I'm learning about multilayer perceptrons, and I have a quick theory question in regards to hidden layer neurons.

I know we can use two hidden layers to solve a non-linearly seperable problem by allowing for a representation with two linear seperators. However, we can solve a non-linearly seperable problem using only one hidden layer.

This seems fine, but what kind of representation does one hidden layer add? My question is how is the dimensionality of the output affected?

I've drawn a diagram of a multilayer perceptron with one hidden layer neuron. I used this same layout to solve a non-linearly seperable problem. The single hidden layer node is inside the red square. Forgive my poor MS-Paint skills.

simple perceptron

  • 1
    $\begingroup$ can you please label the geometrics shape ? (what is a square, circle and so on). And I think you misunderstand some term here. A perceptron don't have and hidden layer. A perceptron is only one 'cell' or 'neuron' with activation. Maybe you want to say that you made a diagram of a Multi Layer Perceptron ? $\endgroup$ – Jérémy Blain Oct 8 '18 at 15:20
  • $\begingroup$ my apologies, got a little ahead of myself there. I've added an edit to clarify $\endgroup$ – Howard P Oct 8 '18 at 15:25
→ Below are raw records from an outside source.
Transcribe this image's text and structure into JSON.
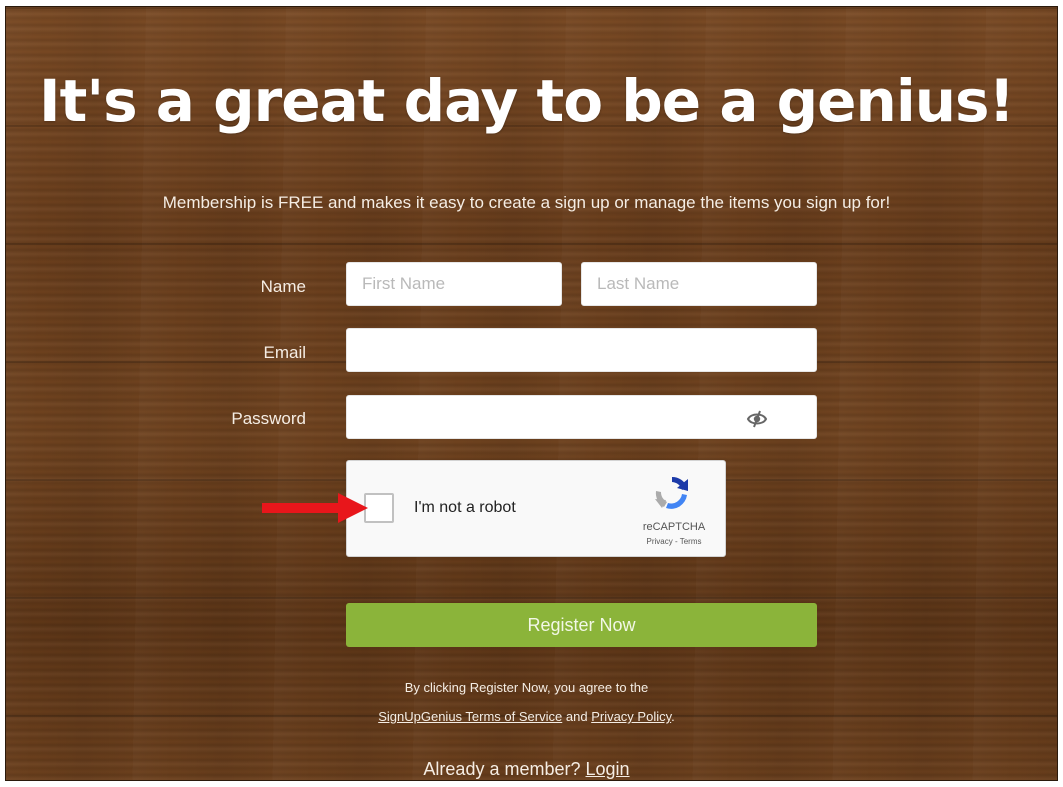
{
  "page": {
    "headline": "It's a great day to be a genius!",
    "subheadline": "Membership is FREE and makes it easy to create a sign up or manage the items you sign up for!"
  },
  "form": {
    "name_label": "Name",
    "first_name": {
      "placeholder": "First Name",
      "value": ""
    },
    "last_name": {
      "placeholder": "Last Name",
      "value": ""
    },
    "email_label": "Email",
    "email": {
      "placeholder": "",
      "value": ""
    },
    "password_label": "Password",
    "password": {
      "placeholder": "",
      "value": ""
    },
    "show_password_icon": "eye-slash-icon",
    "submit_label": "Register Now"
  },
  "captcha": {
    "checkbox_label": "I'm not a robot",
    "checked": false,
    "brand": "reCAPTCHA",
    "privacy_link": "Privacy",
    "separator": "-",
    "terms_link": "Terms"
  },
  "annotation": {
    "arrow_color": "#e8161b"
  },
  "legal": {
    "prefix": "By clicking Register Now, you agree to the",
    "tos_link": "SignUpGenius Terms of Service",
    "and": "and",
    "privacy_link": "Privacy Policy",
    "period": "."
  },
  "footer": {
    "member_text": "Already a member?",
    "login_link": "Login"
  },
  "colors": {
    "register_button": "#8bb43a",
    "background_wood": "#6b3f1d",
    "text_light": "#f5ede4"
  }
}
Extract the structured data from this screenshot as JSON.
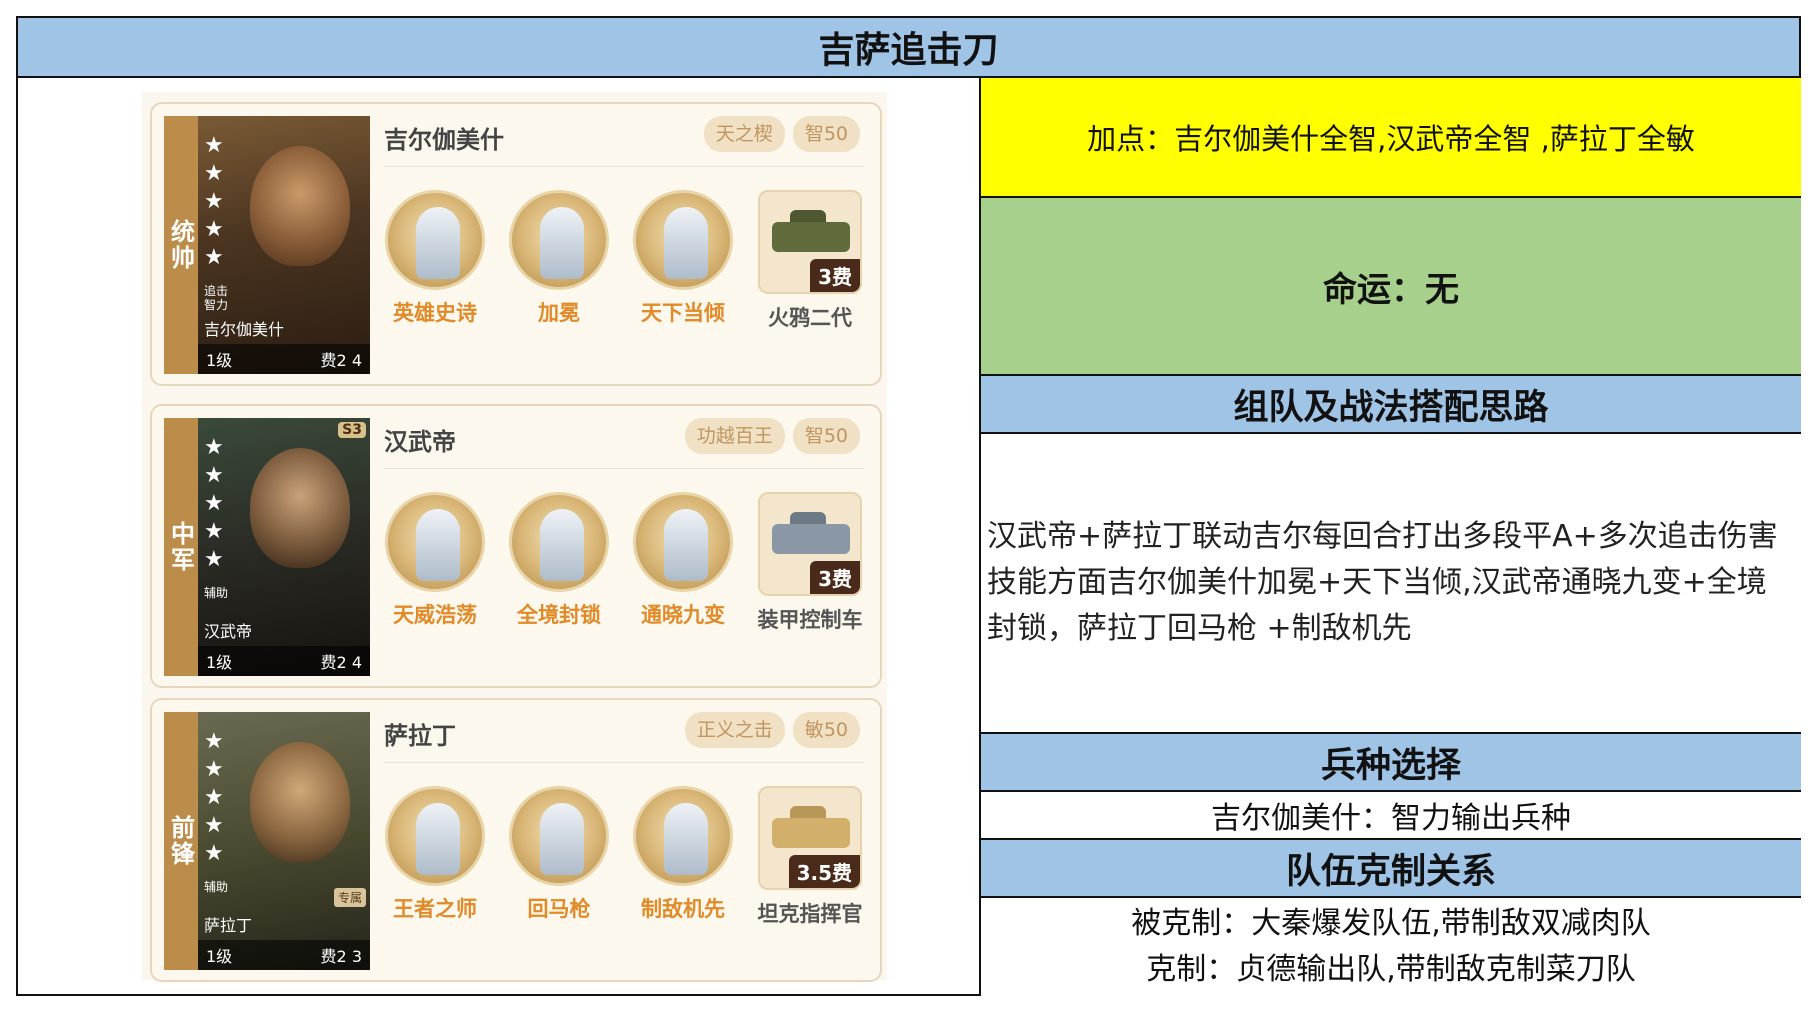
{
  "title": "吉萨追击刀",
  "heroes": [
    {
      "rank": "统帅",
      "name": "吉尔伽美什",
      "tag": "天之楔",
      "stat": "智50",
      "portrait": {
        "stars": 5,
        "tag_lines": "追击\n智力",
        "hero_name": "吉尔伽美什",
        "level": "1级",
        "cost": "费2 4"
      },
      "skills": [
        "英雄史诗",
        "加冕",
        "天下当倾"
      ],
      "vehicle": {
        "name": "火鸦二代",
        "cost": "3费"
      }
    },
    {
      "rank": "中军",
      "name": "汉武帝",
      "tag": "功越百王",
      "stat": "智50",
      "portrait": {
        "stars": 5,
        "tag_lines": "辅助",
        "hero_name": "汉武帝",
        "level": "1级",
        "cost": "费2 4",
        "badge": "S3"
      },
      "skills": [
        "天威浩荡",
        "全境封锁",
        "通晓九变"
      ],
      "vehicle": {
        "name": "装甲控制车",
        "cost": "3费"
      }
    },
    {
      "rank": "前锋",
      "name": "萨拉丁",
      "tag": "正义之击",
      "stat": "敏50",
      "portrait": {
        "stars": 5,
        "tag_lines": "辅助",
        "hero_name": "萨拉丁",
        "level": "1级",
        "cost": "费2 3",
        "special": "专属"
      },
      "skills": [
        "王者之师",
        "回马枪",
        "制敌机先"
      ],
      "vehicle": {
        "name": "坦克指挥官",
        "cost": "3.5费"
      }
    }
  ],
  "right": {
    "points": "加点：吉尔伽美什全智,汉武帝全智 ,萨拉丁全敏",
    "fate": "命运：无",
    "team_heading": "组队及战法搭配思路",
    "team_idea_1": "汉武帝+萨拉丁联动吉尔每回合打出多段平A+多次追击伤害",
    "team_idea_2": "技能方面吉尔伽美什加冕+天下当倾,汉武帝通晓九变+全境封锁，萨拉丁回马枪 +制敌机先",
    "troop_heading": "兵种选择",
    "troop": "吉尔伽美什：智力输出兵种",
    "counter_heading": "队伍克制关系",
    "countered_by": "被克制：大秦爆发队伍,带制敌双减肉队",
    "counters": "克制：贞德输出队,带制敌克制菜刀队"
  }
}
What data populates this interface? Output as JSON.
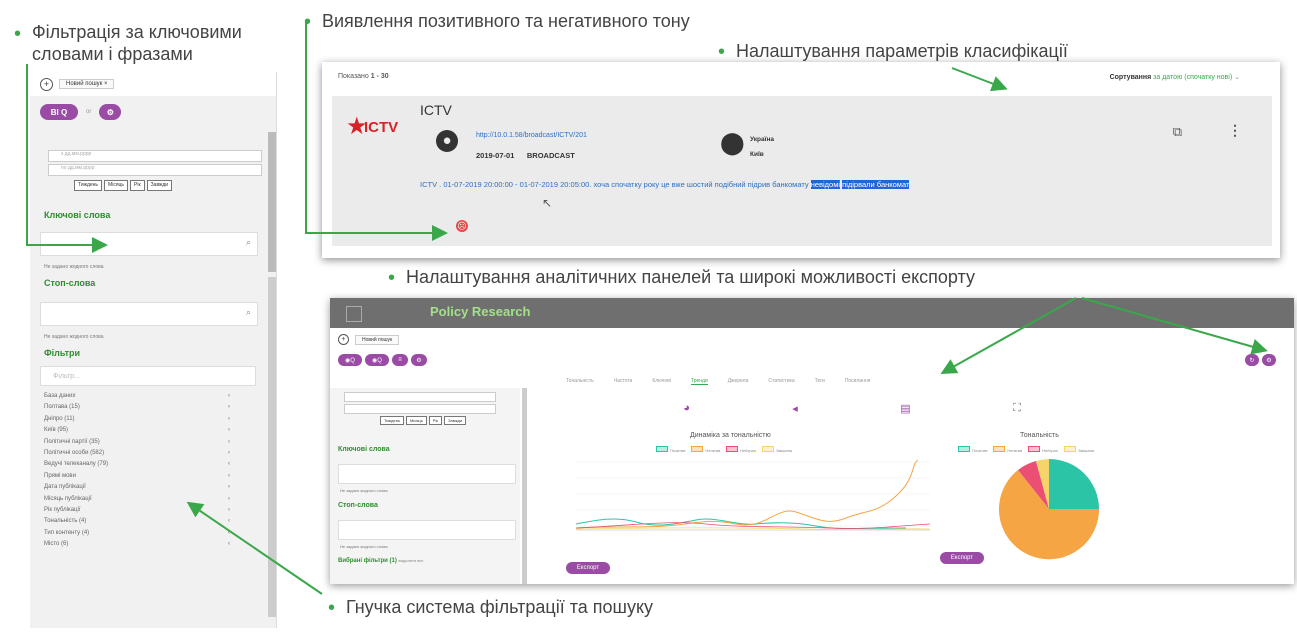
{
  "callouts": {
    "keywords_line1": "Фільтрація за ключовими",
    "keywords_line2": "словами і фразами",
    "tone": "Виявлення позитивного та негативного тону",
    "classification": "Налаштування параметрів класифікації",
    "analytics": "Налаштування аналітичних панелей та широкі можливості експорту",
    "filtering": "Гнучка система фільтрації та пошуку"
  },
  "left_panel": {
    "tab_label": "Новий пошук",
    "close_mark": "×",
    "pill_search": "BI Q",
    "pill_sep": "or",
    "pill_icon": "⚙",
    "date_from": "з     дд.мм.рррр",
    "date_to": "по   дд.мм.рррр",
    "date_buttons": [
      "Тиждень",
      "Місяць",
      "Рік",
      "Завжди"
    ],
    "keywords_heading": "Ключові слова",
    "keywords_note": "Не задано жодного слова",
    "stopwords_heading": "Стоп-слова",
    "stopwords_note": "Не задано жодного слова",
    "filters_heading": "Фільтри",
    "filter_placeholder": "Фільтр...",
    "filter_items": [
      "База даних",
      "Полтава (15)",
      "Дніпро (11)",
      "Київ (95)",
      "Політичні партії (35)",
      "Політичні особи (582)",
      "Ведучі телеканалу (79)",
      "Прямі мови",
      "Дата публікації",
      "Місяць публікації",
      "Рік публікації",
      "Тональність (4)",
      "Тип контенту (4)",
      "Місто (6)"
    ]
  },
  "result_card": {
    "shown_prefix": "Показано",
    "shown_range": "1 - 30",
    "sort_label": "Сортування",
    "sort_value": "за датою (спочатку нові)",
    "source_title": "ICTV",
    "logo_text": "ICTV",
    "url": "http://10.0.1.58/broadcast/ICTV/201",
    "date": "2019-07-01",
    "type": "BROADCAST",
    "country": "Україна",
    "city": "Київ",
    "text_prefix": "ICTV . 01-07-2019 20:00:00 - 01-07-2019 20:05:00. хоча спочатку року це вже шостий подібний підрив банкомату",
    "highlight1": "невідомі",
    "highlight2": "підірвали банкомат"
  },
  "dashboard": {
    "brand": "Policy Research",
    "tab_label": "Новий пошук",
    "tabs": [
      "Тональність",
      "Частота",
      "Ключові",
      "Тренди",
      "Джерела",
      "Статистика",
      "Теги",
      "Посилання"
    ],
    "date_buttons": [
      "Тиждень",
      "Місяць",
      "Рік",
      "Завжди"
    ],
    "keywords_heading": "Ключові слова",
    "stopwords_heading": "Стоп-слова",
    "selected_filters": "Вибрані фільтри (1)",
    "clear_filters": "видалити все",
    "note": "Не задано жодного слова",
    "export_label": "Експорт",
    "line_title": "Динаміка за тональністю",
    "pie_title": "Тональність",
    "legend": [
      "Позитив",
      "Негатив",
      "Нейтрал",
      "Змішана"
    ]
  },
  "colors": {
    "accent_purple": "#9a4ca5",
    "green": "#3aa84a",
    "highlight_blue": "#1e66d9",
    "pie_orange": "#f5a544",
    "pie_teal": "#2cc4a6",
    "pie_pink": "#ec4f74",
    "pie_yellow": "#f5d56a"
  }
}
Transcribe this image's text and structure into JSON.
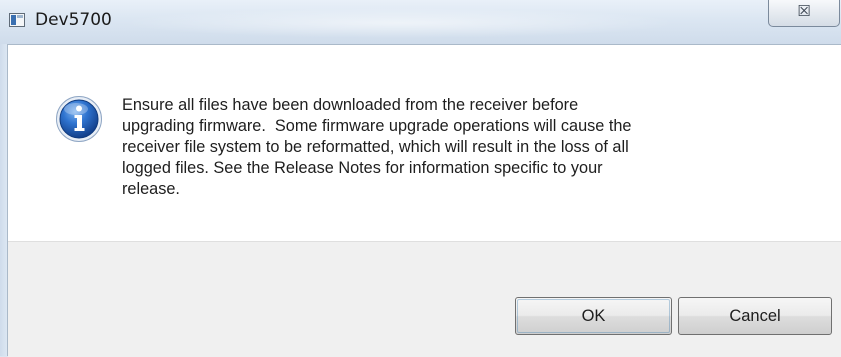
{
  "window": {
    "title": "Dev5700",
    "close_glyph": "☒",
    "app_icon": "application-window-icon"
  },
  "dialog": {
    "icon": "information-icon",
    "message": "Ensure all files have been downloaded from the receiver before\nupgrading firmware.  Some firmware upgrade operations will cause the\nreceiver file system to be reformatted, which will result in the loss of all\nlogged files. See the Release Notes for information specific to your\nrelease.",
    "buttons": {
      "ok_label": "OK",
      "cancel_label": "Cancel"
    }
  },
  "colors": {
    "info_icon_blue": "#1f5fb8",
    "button_bar": "#f0f0f0",
    "title_bar": "#dbe6f2"
  }
}
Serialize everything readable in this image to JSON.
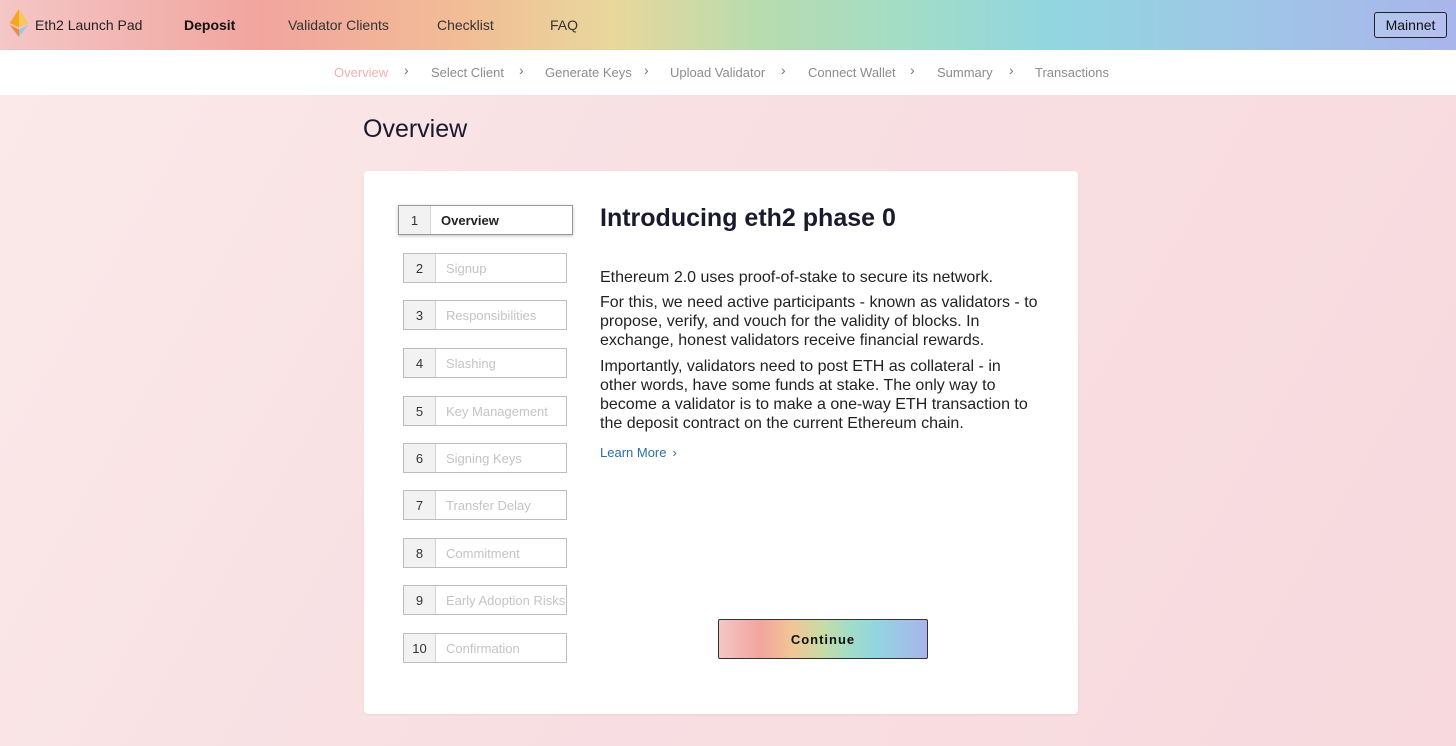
{
  "header": {
    "brand": "Eth2 Launch Pad",
    "nav": [
      "Deposit",
      "Validator Clients",
      "Checklist",
      "FAQ"
    ],
    "active_nav": "Deposit",
    "network_button": "Mainnet"
  },
  "steps": [
    "Overview",
    "Select Client",
    "Generate Keys",
    "Upload Validator",
    "Connect Wallet",
    "Summary",
    "Transactions"
  ],
  "page_title": "Overview",
  "sidebar": {
    "items": [
      {
        "num": "1",
        "label": "Overview"
      },
      {
        "num": "2",
        "label": "Signup"
      },
      {
        "num": "3",
        "label": "Responsibilities"
      },
      {
        "num": "4",
        "label": "Slashing"
      },
      {
        "num": "5",
        "label": "Key Management"
      },
      {
        "num": "6",
        "label": "Signing Keys"
      },
      {
        "num": "7",
        "label": "Transfer Delay"
      },
      {
        "num": "8",
        "label": "Commitment"
      },
      {
        "num": "9",
        "label": "Early Adoption Risks"
      },
      {
        "num": "10",
        "label": "Confirmation"
      }
    ]
  },
  "content": {
    "title": "Introducing eth2 phase 0",
    "paragraphs": [
      "Ethereum 2.0 uses proof-of-stake to secure its network.",
      "For this, we need active participants - known as validators - to propose, verify, and vouch for the validity of blocks. In exchange, honest validators receive financial rewards.",
      "Importantly, validators need to post ETH as collateral - in other words, have some funds at stake. The only way to become a validator is to make a one-way ETH transaction to the deposit contract on the current Ethereum chain."
    ],
    "learn_more": "Learn More",
    "continue": "Continue"
  },
  "colors": {
    "link": "#2a6fa8",
    "active_step": "#f2b0b0"
  }
}
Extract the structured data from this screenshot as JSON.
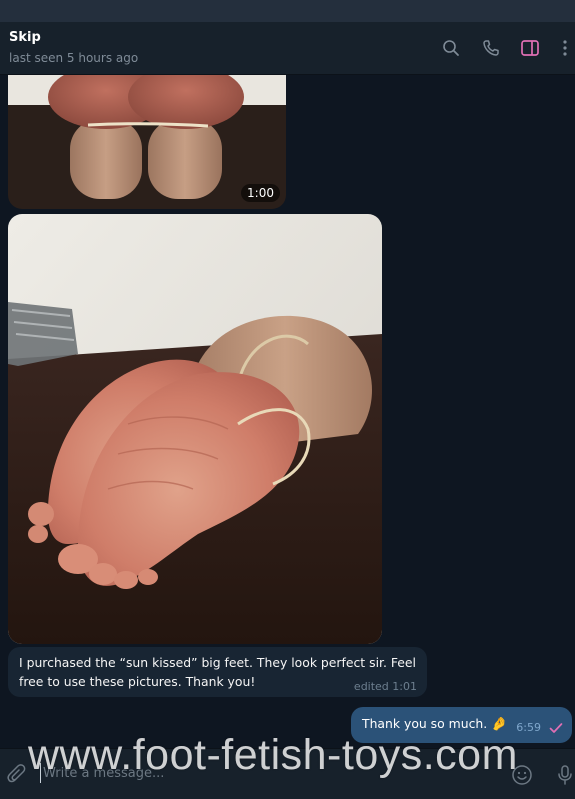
{
  "header": {
    "title": "Skip",
    "status": "last seen 5 hours ago"
  },
  "messages": {
    "video_duration": "1:00",
    "incoming_text": "I purchased the “sun kissed” big feet. They look perfect sir. Feel free to use these pictures. Thank you!",
    "incoming_meta": "edited 1:01",
    "outgoing_text": "Thank you so much.",
    "outgoing_emoji": "🤌",
    "outgoing_time": "6:59"
  },
  "composer": {
    "placeholder": "Write a message..."
  },
  "watermark": "www.foot-fetish-toys.com",
  "colors": {
    "background": "#0e1621",
    "header": "#17212b",
    "incoming_bubble": "#182533",
    "outgoing_bubble": "#2b5278",
    "accent_pink": "#e06fb4"
  },
  "icons": [
    "search-icon",
    "phone-icon",
    "sidebar-toggle-icon",
    "more-vertical-icon",
    "attach-icon",
    "emoji-icon",
    "microphone-icon",
    "read-check-icon"
  ]
}
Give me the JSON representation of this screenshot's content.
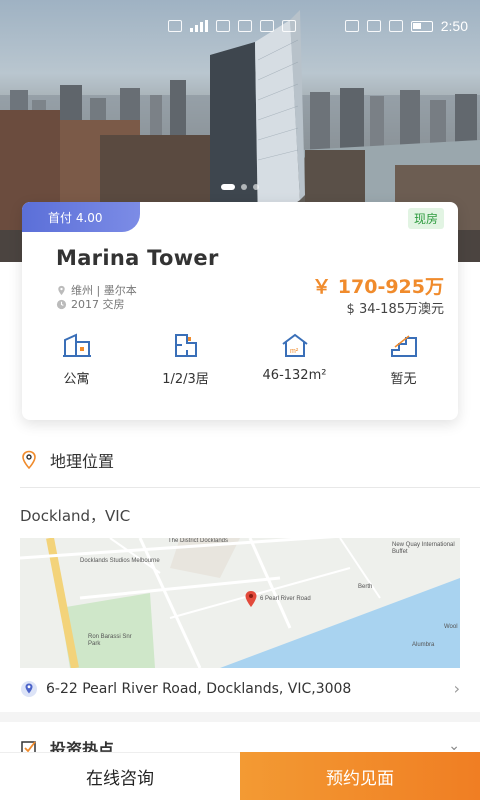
{
  "status_bar": {
    "time": "2:50"
  },
  "property": {
    "down_payment": "首付 4.00",
    "status": "现房",
    "name": "Marina Tower",
    "location": "维州 | 墨尔本",
    "completion": "2017 交房",
    "price_cny": "￥ 170-925万",
    "price_aud": "$ 34-185万澳元"
  },
  "features": [
    {
      "label": "公寓",
      "icon": "building-icon"
    },
    {
      "label": "1/2/3居",
      "icon": "floorplan-icon"
    },
    {
      "label": "46-132m²",
      "icon": "area-house-icon"
    },
    {
      "label": "暂无",
      "icon": "stairs-icon"
    }
  ],
  "location_section": {
    "title": "地理位置",
    "region": "Dockland，VIC",
    "address": "6-22 Pearl River Road, Docklands, VIC,3008"
  },
  "map_labels": {
    "district": "The District Docklands",
    "studios": "Docklands Studios Melbourne",
    "pin": "6 Pearl River Road",
    "park": "Ron Barassi Snr Park",
    "newquay": "New Quay International Buffet",
    "berth": "Berth",
    "alumbra": "Alumbra",
    "woolworths": "Wool"
  },
  "next_section": {
    "title": "投资热点"
  },
  "bottom": {
    "consult_label": "在线咨询",
    "book_label": "预约见面"
  },
  "colors": {
    "accent": "#f08b2c",
    "badge": "#5b6fd8",
    "status_green": "#2e9b3f"
  }
}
When we add a single layer with a non-linear activation function, right after the application of activation function, a new basis function is found(for that neuron) which is some combination of weights and biases, which acts as a new way to view or analyse the feature sets. With increasingly deep network, we keep finding representations which are new basis vectors of previous layer weight and bias combinations, that is higher level representation. If they're error free, they'll give better performances, but if small errors creep in earlier basis vectors, error increases through depth, which is the problem of overfitting.

A nice analogy is Taylor series where 1,x,x^2 and so on are the basis vectors for estimating the function in 1D. With deep networks, imagination is out of the box and you can analyse them mathematically, atleast that's my approach now.


Your Answer

By clicking “Post Your Answer”, you agree to our terms of service, privacy policy and cookie policy

Not the answer you're looking for? Browse other questions tagged or ask your own question.